Task directions ::
Return the data that follows exactly as it appears. Pictures do not belong in the copy.

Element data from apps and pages
========================

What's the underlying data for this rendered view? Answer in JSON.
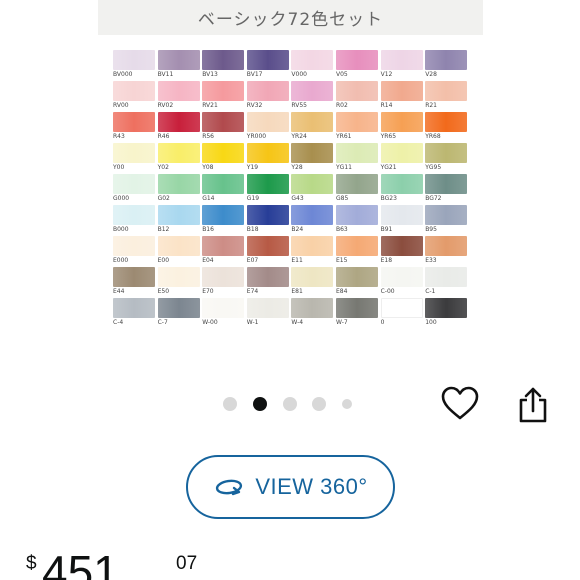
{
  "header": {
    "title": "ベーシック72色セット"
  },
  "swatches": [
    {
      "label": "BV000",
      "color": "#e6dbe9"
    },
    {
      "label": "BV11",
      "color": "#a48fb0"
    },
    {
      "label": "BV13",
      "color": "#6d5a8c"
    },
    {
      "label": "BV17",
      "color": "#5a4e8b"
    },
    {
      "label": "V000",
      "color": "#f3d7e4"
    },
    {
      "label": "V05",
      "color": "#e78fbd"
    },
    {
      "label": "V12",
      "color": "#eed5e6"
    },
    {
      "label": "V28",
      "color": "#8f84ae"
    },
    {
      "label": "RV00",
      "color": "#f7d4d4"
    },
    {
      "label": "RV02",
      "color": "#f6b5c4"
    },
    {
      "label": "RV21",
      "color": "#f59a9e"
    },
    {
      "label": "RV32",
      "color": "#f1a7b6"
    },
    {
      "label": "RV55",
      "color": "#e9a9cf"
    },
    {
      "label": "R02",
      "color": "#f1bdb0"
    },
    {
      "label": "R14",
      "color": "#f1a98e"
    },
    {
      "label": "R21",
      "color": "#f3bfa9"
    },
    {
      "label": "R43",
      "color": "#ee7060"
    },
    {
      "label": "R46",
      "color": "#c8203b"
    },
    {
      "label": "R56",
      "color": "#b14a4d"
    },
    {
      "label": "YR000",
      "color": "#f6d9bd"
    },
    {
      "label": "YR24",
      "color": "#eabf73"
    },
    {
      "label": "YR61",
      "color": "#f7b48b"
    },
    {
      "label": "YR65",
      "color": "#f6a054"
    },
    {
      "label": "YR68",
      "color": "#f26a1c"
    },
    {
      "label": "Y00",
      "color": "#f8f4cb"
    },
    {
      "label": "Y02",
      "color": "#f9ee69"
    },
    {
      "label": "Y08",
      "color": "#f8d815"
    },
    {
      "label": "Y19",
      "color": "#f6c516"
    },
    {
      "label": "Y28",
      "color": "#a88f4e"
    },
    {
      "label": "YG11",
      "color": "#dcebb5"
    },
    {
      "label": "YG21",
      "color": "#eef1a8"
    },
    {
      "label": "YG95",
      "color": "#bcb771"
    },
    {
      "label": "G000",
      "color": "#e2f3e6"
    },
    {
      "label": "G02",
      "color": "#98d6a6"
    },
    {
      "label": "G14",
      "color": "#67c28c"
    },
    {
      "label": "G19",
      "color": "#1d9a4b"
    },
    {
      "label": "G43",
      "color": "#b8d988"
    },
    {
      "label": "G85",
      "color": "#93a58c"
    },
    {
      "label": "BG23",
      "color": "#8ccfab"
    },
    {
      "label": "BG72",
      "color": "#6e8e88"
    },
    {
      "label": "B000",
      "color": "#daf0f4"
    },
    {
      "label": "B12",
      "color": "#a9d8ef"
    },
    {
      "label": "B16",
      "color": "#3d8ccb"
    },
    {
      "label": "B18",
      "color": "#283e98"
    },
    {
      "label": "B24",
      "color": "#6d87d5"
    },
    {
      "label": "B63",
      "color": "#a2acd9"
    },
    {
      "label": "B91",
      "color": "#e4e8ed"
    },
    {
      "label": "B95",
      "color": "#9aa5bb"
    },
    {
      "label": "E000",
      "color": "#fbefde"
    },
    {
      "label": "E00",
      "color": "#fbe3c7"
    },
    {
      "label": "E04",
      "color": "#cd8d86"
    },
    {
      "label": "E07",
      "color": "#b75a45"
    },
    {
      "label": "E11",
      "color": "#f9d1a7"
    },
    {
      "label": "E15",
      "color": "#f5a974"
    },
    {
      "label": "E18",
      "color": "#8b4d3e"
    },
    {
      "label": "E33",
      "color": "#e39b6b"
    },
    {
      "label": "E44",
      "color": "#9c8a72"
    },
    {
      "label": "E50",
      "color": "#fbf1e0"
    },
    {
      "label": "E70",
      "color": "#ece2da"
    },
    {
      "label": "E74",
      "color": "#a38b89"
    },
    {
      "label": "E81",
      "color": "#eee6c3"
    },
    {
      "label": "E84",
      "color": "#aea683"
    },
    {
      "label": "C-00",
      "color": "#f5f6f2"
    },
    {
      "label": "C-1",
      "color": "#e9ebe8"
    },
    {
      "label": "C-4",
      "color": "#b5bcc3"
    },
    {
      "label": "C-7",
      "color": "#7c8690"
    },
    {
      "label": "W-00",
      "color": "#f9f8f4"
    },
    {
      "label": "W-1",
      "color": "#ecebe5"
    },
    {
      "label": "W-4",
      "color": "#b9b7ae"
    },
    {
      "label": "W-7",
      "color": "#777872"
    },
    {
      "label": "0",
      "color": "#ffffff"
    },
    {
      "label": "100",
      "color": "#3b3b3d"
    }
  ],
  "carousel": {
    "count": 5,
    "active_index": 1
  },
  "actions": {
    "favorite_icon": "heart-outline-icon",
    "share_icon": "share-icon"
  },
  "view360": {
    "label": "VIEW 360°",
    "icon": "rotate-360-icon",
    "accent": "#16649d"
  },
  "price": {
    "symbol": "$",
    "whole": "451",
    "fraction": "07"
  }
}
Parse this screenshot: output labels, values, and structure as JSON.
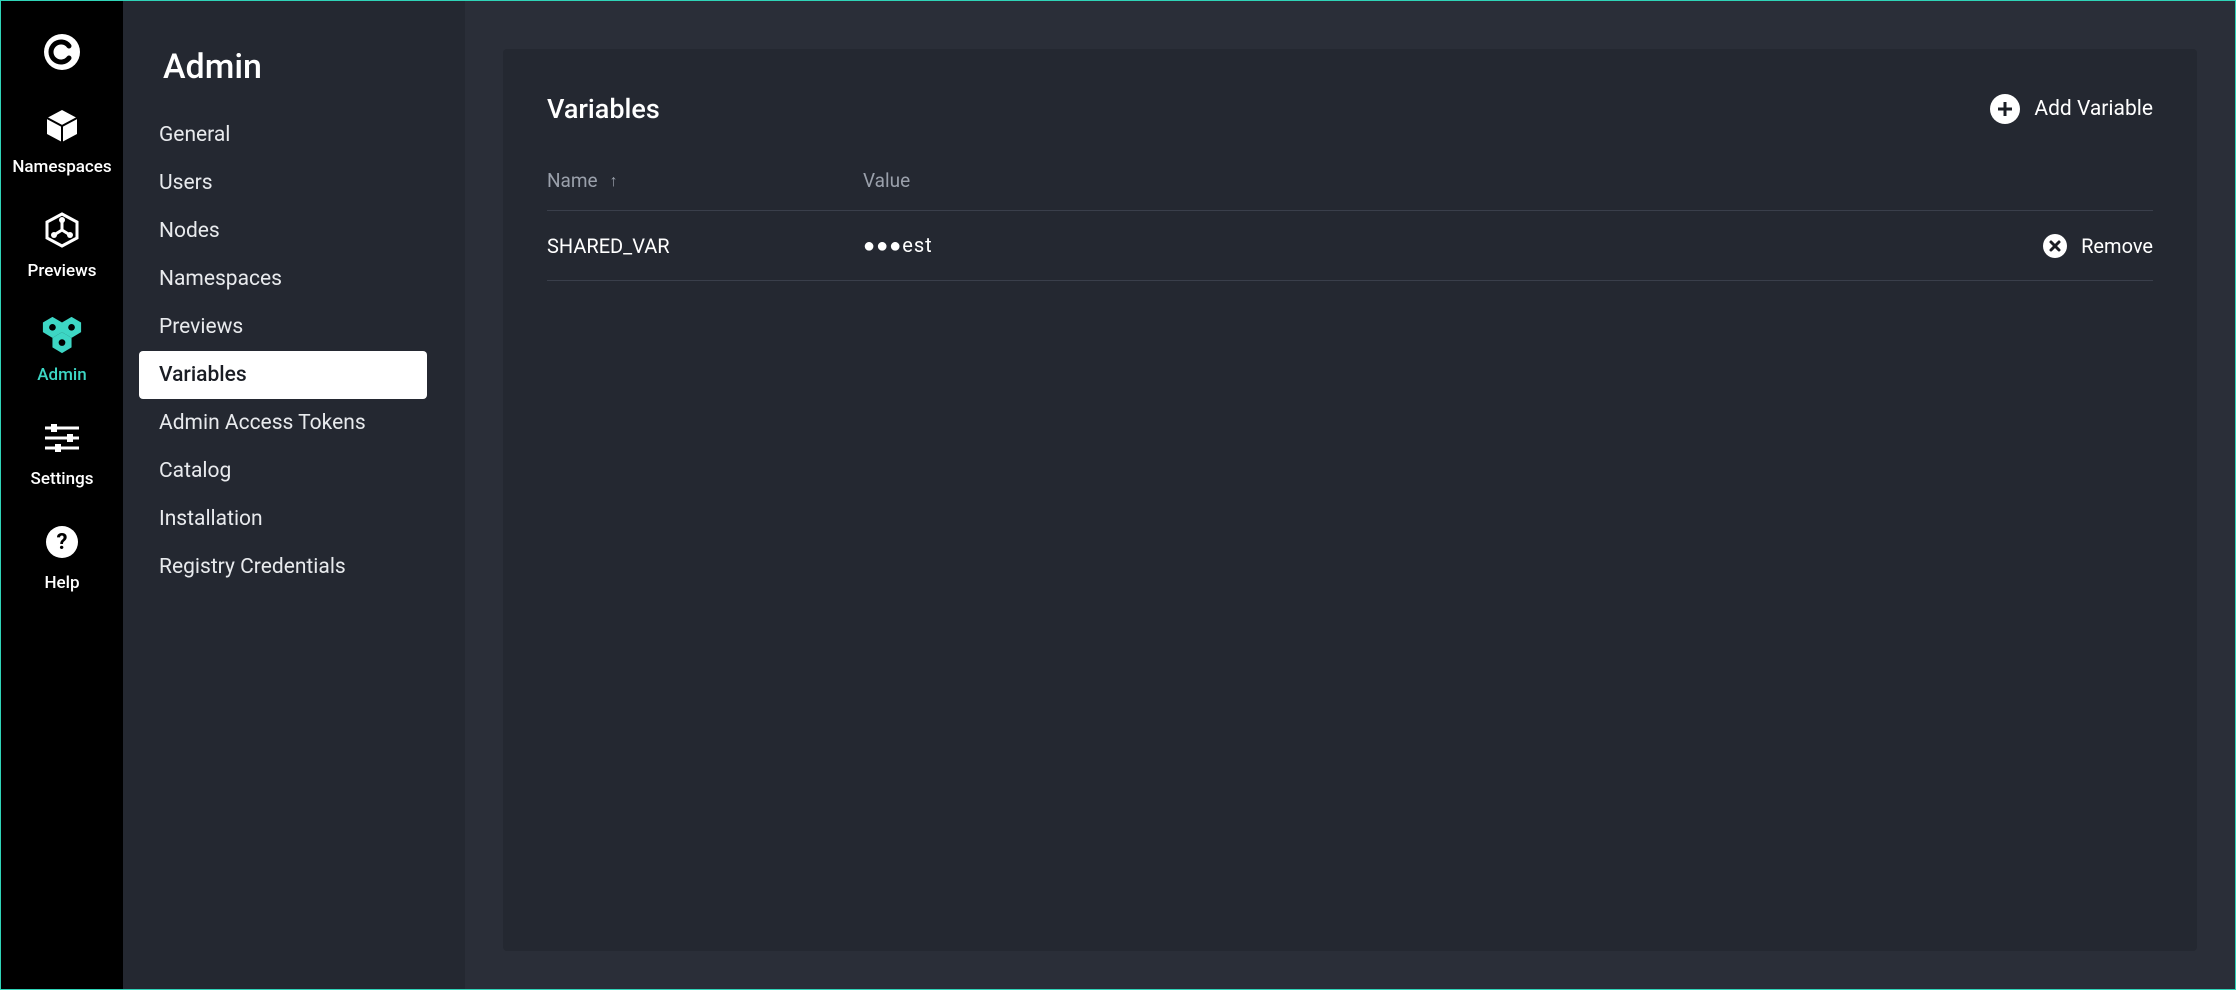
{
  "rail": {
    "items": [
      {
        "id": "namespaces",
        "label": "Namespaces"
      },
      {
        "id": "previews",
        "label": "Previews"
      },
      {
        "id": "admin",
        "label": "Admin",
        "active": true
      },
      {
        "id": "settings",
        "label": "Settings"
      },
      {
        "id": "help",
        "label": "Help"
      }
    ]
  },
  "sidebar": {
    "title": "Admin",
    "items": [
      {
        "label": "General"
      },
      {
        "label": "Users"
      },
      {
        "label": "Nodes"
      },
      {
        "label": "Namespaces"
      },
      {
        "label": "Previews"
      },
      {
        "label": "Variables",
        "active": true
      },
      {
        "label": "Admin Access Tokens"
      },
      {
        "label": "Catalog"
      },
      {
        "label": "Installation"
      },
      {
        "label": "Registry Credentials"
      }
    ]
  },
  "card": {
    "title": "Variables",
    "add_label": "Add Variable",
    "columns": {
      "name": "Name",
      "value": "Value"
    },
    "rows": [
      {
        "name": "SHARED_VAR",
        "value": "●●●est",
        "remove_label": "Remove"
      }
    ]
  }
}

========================

Answer to the problem ::
What's the underlying data for this rendered view? Answer in JSON.
{
  "header": {
    "title": "ベーシック72色セット"
  },
  "swatches": [
    {
      "label": "BV000",
      "color": "#e6dbe9"
    },
    {
      "label": "BV11",
      "color": "#a48fb0"
    },
    {
      "label": "BV13",
      "color": "#6d5a8c"
    },
    {
      "label": "BV17",
      "color": "#5a4e8b"
    },
    {
      "label": "V000",
      "color": "#f3d7e4"
    },
    {
      "label": "V05",
      "color": "#e78fbd"
    },
    {
      "label": "V12",
      "color": "#eed5e6"
    },
    {
      "label": "V28",
      "color": "#8f84ae"
    },
    {
      "label": "RV00",
      "color": "#f7d4d4"
    },
    {
      "label": "RV02",
      "color": "#f6b5c4"
    },
    {
      "label": "RV21",
      "color": "#f59a9e"
    },
    {
      "label": "RV32",
      "color": "#f1a7b6"
    },
    {
      "label": "RV55",
      "color": "#e9a9cf"
    },
    {
      "label": "R02",
      "color": "#f1bdb0"
    },
    {
      "label": "R14",
      "color": "#f1a98e"
    },
    {
      "label": "R21",
      "color": "#f3bfa9"
    },
    {
      "label": "R43",
      "color": "#ee7060"
    },
    {
      "label": "R46",
      "color": "#c8203b"
    },
    {
      "label": "R56",
      "color": "#b14a4d"
    },
    {
      "label": "YR000",
      "color": "#f6d9bd"
    },
    {
      "label": "YR24",
      "color": "#eabf73"
    },
    {
      "label": "YR61",
      "color": "#f7b48b"
    },
    {
      "label": "YR65",
      "color": "#f6a054"
    },
    {
      "label": "YR68",
      "color": "#f26a1c"
    },
    {
      "label": "Y00",
      "color": "#f8f4cb"
    },
    {
      "label": "Y02",
      "color": "#f9ee69"
    },
    {
      "label": "Y08",
      "color": "#f8d815"
    },
    {
      "label": "Y19",
      "color": "#f6c516"
    },
    {
      "label": "Y28",
      "color": "#a88f4e"
    },
    {
      "label": "YG11",
      "color": "#dcebb5"
    },
    {
      "label": "YG21",
      "color": "#eef1a8"
    },
    {
      "label": "YG95",
      "color": "#bcb771"
    },
    {
      "label": "G000",
      "color": "#e2f3e6"
    },
    {
      "label": "G02",
      "color": "#98d6a6"
    },
    {
      "label": "G14",
      "color": "#67c28c"
    },
    {
      "label": "G19",
      "color": "#1d9a4b"
    },
    {
      "label": "G43",
      "color": "#b8d988"
    },
    {
      "label": "G85",
      "color": "#93a58c"
    },
    {
      "label": "BG23",
      "color": "#8ccfab"
    },
    {
      "label": "BG72",
      "color": "#6e8e88"
    },
    {
      "label": "B000",
      "color": "#daf0f4"
    },
    {
      "label": "B12",
      "color": "#a9d8ef"
    },
    {
      "label": "B16",
      "color": "#3d8ccb"
    },
    {
      "label": "B18",
      "color": "#283e98"
    },
    {
      "label": "B24",
      "color": "#6d87d5"
    },
    {
      "label": "B63",
      "color": "#a2acd9"
    },
    {
      "label": "B91",
      "color": "#e4e8ed"
    },
    {
      "label": "B95",
      "color": "#9aa5bb"
    },
    {
      "label": "E000",
      "color": "#fbefde"
    },
    {
      "label": "E00",
      "color": "#fbe3c7"
    },
    {
      "label": "E04",
      "color": "#cd8d86"
    },
    {
      "label": "E07",
      "color": "#b75a45"
    },
    {
      "label": "E11",
      "color": "#f9d1a7"
    },
    {
      "label": "E15",
      "color": "#f5a974"
    },
    {
      "label": "E18",
      "color": "#8b4d3e"
    },
    {
      "label": "E33",
      "color": "#e39b6b"
    },
    {
      "label": "E44",
      "color": "#9c8a72"
    },
    {
      "label": "E50",
      "color": "#fbf1e0"
    },
    {
      "label": "E70",
      "color": "#ece2da"
    },
    {
      "label": "E74",
      "color": "#a38b89"
    },
    {
      "label": "E81",
      "color": "#eee6c3"
    },
    {
      "label": "E84",
      "color": "#aea683"
    },
    {
      "label": "C-00",
      "color": "#f5f6f2"
    },
    {
      "label": "C-1",
      "color": "#e9ebe8"
    },
    {
      "label": "C-4",
      "color": "#b5bcc3"
    },
    {
      "label": "C-7",
      "color": "#7c8690"
    },
    {
      "label": "W-00",
      "color": "#f9f8f4"
    },
    {
      "label": "W-1",
      "color": "#ecebe5"
    },
    {
      "label": "W-4",
      "color": "#b9b7ae"
    },
    {
      "label": "W-7",
      "color": "#777872"
    },
    {
      "label": "0",
      "color": "#ffffff"
    },
    {
      "label": "100",
      "color": "#3b3b3d"
    }
  ],
  "carousel": {
    "count": 5,
    "active_index": 1
  },
  "actions": {
    "favorite_icon": "heart-outline-icon",
    "share_icon": "share-icon"
  },
  "view360": {
    "label": "VIEW 360°",
    "icon": "rotate-360-icon",
    "accent": "#16649d"
  },
  "price": {
    "symbol": "$",
    "whole": "451",
    "fraction": "07"
  }
}
Parse this screenshot: output labels, values, and structure as JSON.
{
  "rail": {
    "items": [
      {
        "id": "namespaces",
        "label": "Namespaces"
      },
      {
        "id": "previews",
        "label": "Previews"
      },
      {
        "id": "admin",
        "label": "Admin",
        "active": true
      },
      {
        "id": "settings",
        "label": "Settings"
      },
      {
        "id": "help",
        "label": "Help"
      }
    ]
  },
  "sidebar": {
    "title": "Admin",
    "items": [
      {
        "label": "General"
      },
      {
        "label": "Users"
      },
      {
        "label": "Nodes"
      },
      {
        "label": "Namespaces"
      },
      {
        "label": "Previews"
      },
      {
        "label": "Variables",
        "active": true
      },
      {
        "label": "Admin Access Tokens"
      },
      {
        "label": "Catalog"
      },
      {
        "label": "Installation"
      },
      {
        "label": "Registry Credentials"
      }
    ]
  },
  "card": {
    "title": "Variables",
    "add_label": "Add Variable",
    "columns": {
      "name": "Name",
      "value": "Value"
    },
    "rows": [
      {
        "name": "SHARED_VAR",
        "value": "●●●est",
        "remove_label": "Remove"
      }
    ]
  }
}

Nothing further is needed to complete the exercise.